Capturing the almost transparent Hydromedusa on film is no easy feat – so we asked AmbassaDiver™ Manuel Bustelo how he did it…
Can you tell us a bit about your dive and where you found the jellyfish?
I spent two months scuba diving in Roatan (Bay Islands) with Sun Divers Roatan. I found this Jellyfish during the first dive of a planned two tank dives last August. The name of the dive site is ‘Hole in the wall’. I found this hydromedusa Jelly fish at 15m deep about 50 minutes into the dive.
How did you film such a translucent marine creature?
That’s a great question. This jelly is really translucent and not easy to keep in constant focus. What I did was, I positioned my strobes against one another, right in front of my camera lens and tried to keep the jellyfish in between the lights. I set the power of each strobe to 1000 lumens. I ended up turning around my own axis for about 50 seconds doing my best to keep it in focus.
If you look closely in this video you can see the jelly’s tissue in detail. Take a jellyfish out of water and it collapses into a quivering blob. Creatures like these gelatinous animals are united by having bodies lacking hard skeletal components. With tissues composed of 95% or more water, they are usually exceedingly delicate and easily damaged, with a gelatin-like consistency. Unlike a fish, which retains its form when out of water, a jelly requires the support provided by the aqueous environment. Gelatinous animals are remarkable in their abilities to swim and capture food without the aid of hard skeletal parts (with the exception of some pelagic molluscs that have jaws and a radula).
Do you have any stand out moments from your dives in Roatan?
Oh yes I do! During the last ten years I’ve missed several moments or dives where I could have seen whale sharks. I finally got the chance to see one in Roatan!
I also absolutely loved the dives on the ‘sea mounts’. These are stand-alone coral reef formations half way between Roatan Island and Cochinos Cays.
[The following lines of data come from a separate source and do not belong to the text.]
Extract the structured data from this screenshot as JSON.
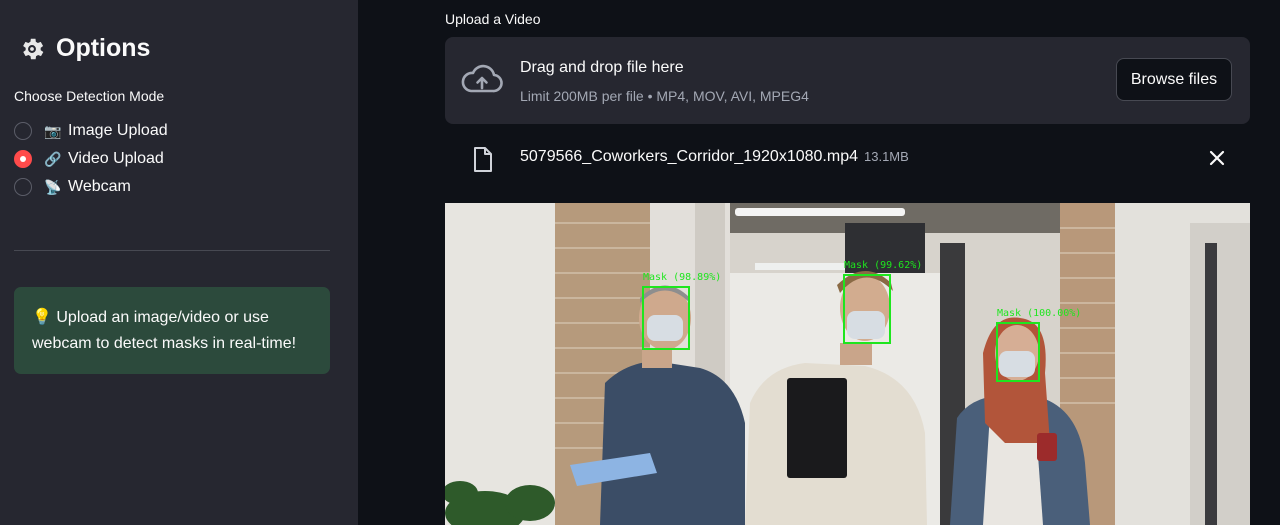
{
  "sidebar": {
    "title": "Options",
    "title_icon": "gear-icon",
    "mode_label": "Choose Detection Mode",
    "modes": [
      {
        "icon": "📷",
        "icon_name": "camera-icon",
        "label": "Image Upload",
        "selected": false
      },
      {
        "icon": "🔗",
        "icon_name": "link-icon",
        "label": "Video Upload",
        "selected": true
      },
      {
        "icon": "📡",
        "icon_name": "satellite-dish-icon",
        "label": "Webcam",
        "selected": false
      }
    ],
    "info": {
      "icon": "💡",
      "text": "Upload an image/video or use webcam to detect masks in real-time!"
    }
  },
  "main": {
    "upload_label": "Upload a Video",
    "dropzone": {
      "title": "Drag and drop file here",
      "subtitle": "Limit 200MB per file • MP4, MOV, AVI, MPEG4",
      "browse_label": "Browse files"
    },
    "file": {
      "name": "5079566_Coworkers_Corridor_1920x1080.mp4",
      "size": "13.1MB"
    },
    "video": {
      "detections": [
        {
          "label": "Mask (98.89%)"
        },
        {
          "label": "Mask (99.62%)"
        },
        {
          "label": "Mask (100.00%)"
        }
      ]
    }
  },
  "colors": {
    "accent": "#ff4b4b",
    "sidebar_bg": "#262730",
    "page_bg": "#0e1117",
    "info_bg": "#2c4a3c",
    "detection_box": "#1ee61e"
  }
}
Because they are literally in the middle of the ocean, the reefs are in pristine health and filled with marine life.
If you want to see more of Manuel’s videos then check out his YouTube channel here.